Link Wray: Early Recordings (Ace/Border)

 |   |  1 min read

Link Wray: Jack the Ripper
Link Wray: Early Recordings (Ace/Border)

When we recently wrote about Link Wray it was to draw attention to an unexpectedly interesting double disc compilation 3-Track Shack. It brought together three of his albums from the early Seventies where he effectively worked a country-cum-blues rock area along the axis of The Band and Exile-era Rolling Stones.

The revelation was not just in the music but in Wray's vocals, because if you knew his name at all it would have been for his raw guitar playing, notably on the proto-garage hit Rumble from the late Fifties.

Link Wray has always been considered one of the great guitarists of the early rock'n'roll era – which, again, made 3-Track Shack such a revelation – and if you want to hear his visceral instrumental power then this 29-track collection is just the job.

It collects a swag of his instrumentals from the late Fifties and early Sixties (the Early Recordings collection initially released in '79) plus material from the Good Rockin' Tonight album from '82. It closes with his rough-edge '83 take on Please Please Me.

As a plank-spanker Wray took "surf guitar" to the dark side, Chuck Berry to a knife-fight, Western-framed instrumentals to the drag strip and Willie Dixon blues close to Blue Cheer (as on Hidden Charms, one of the few songs here with his distinctively ragged vocals).

He could walk a lonely avenue or mix it with the hoodlums.

Link Wray – who died in late 2005 – was a great American outsider whose music was consistently acclaimed by the Cramps, Bruce Springsteen (who invited him to London to play a few songs at shows when the Boss was there in '82, including I Fought the Law as the encores) and Jimmy Page who said in the Jack White doco It Might Get Loud that he had been a major influence.

Iggy Pop, White, Pete Townshend and others have all said much the same.

When we wrote about Wray previously we offered a potted history of his life, but what you need is just to hear is this rubbed raw rock'n'roll overview and that 3-Track Studio collection.

Legendary . . . and loud.

Share It

Your Comments

Relic - Jan 30, 2016

only knew Wray from the song “Stingray” which I played for years and a few 70s mentions in music papers, so got “3 Track Shack” intending to distill it down to one album, am still liking most of the 33 tracks, lo fi like my old friend Houndog Taylor–Japanese guitars and all–never too late to hear something cool

post a comment

More from this section   Music articles index

Various Artists: Born into This; The Music of Rattle (Rattle)

Various Artists: Born into This; The Music of Rattle (Rattle)

As regular readers of these pages will know (Ha! Always wanted to say that), the Auckland-based label Rattle -- and its imprint Rattle Jazz -- have been Firm Favourites at Elsewhere for delivering... > Read more

Waco Brothers and Paul Burch: Great Chicago Fire (Bloodshot)

Waco Brothers and Paul Burch: Great Chicago Fire (Bloodshot)

Sounding like uncles who grew up on country-punk, Joe Ely's Texas rebel rock and some early Seventies Stones albums, the rootsy but rocking Waco Brothers here pull few surprises out of those... > Read more

Elsewhere at Elsewhere

BENJAMIN ZEPHANIAH INTERVIEWED (2000):  The people's poet laureate

BENJAMIN ZEPHANIAH INTERVIEWED (2000): The people's poet laureate

Britain's most popular serious performance poet for more than two decades, Benjamin Zephaniah, laughs as he recalls hating poetry as a kid.

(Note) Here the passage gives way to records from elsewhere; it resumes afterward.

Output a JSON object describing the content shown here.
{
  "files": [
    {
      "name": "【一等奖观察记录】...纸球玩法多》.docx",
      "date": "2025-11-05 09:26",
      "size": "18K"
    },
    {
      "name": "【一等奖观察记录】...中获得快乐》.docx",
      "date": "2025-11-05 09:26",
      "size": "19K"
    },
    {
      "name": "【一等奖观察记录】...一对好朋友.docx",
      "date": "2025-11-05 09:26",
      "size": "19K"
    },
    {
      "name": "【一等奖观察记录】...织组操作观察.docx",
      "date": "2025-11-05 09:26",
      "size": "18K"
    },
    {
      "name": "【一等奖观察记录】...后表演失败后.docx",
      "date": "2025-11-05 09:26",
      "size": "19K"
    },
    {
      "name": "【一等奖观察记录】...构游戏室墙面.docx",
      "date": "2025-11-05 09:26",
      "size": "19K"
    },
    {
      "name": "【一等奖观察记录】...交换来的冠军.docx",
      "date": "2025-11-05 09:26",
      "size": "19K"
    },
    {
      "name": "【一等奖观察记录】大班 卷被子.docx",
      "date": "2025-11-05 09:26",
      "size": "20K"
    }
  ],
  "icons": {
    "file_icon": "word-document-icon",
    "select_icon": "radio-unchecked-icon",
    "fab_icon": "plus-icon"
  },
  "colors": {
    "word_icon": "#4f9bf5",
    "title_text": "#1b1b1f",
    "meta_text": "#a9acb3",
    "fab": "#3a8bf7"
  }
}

If you said you liked it, it was as if you were... > Read more

ERIC CLAPTON; THE FIRST 25 YEARS CONSIDERED: The living link between hippie and yuppie

ERIC CLAPTON; THE FIRST 25 YEARS CONSIDERED: The living link between hippie and yuppie

It's hard to pinpoint exactly when Eric Clapton -- once called "God" by his devotees -- ceased to be relevant. Certainly he still plays to huge audiences and his guitar playing remains... > Read more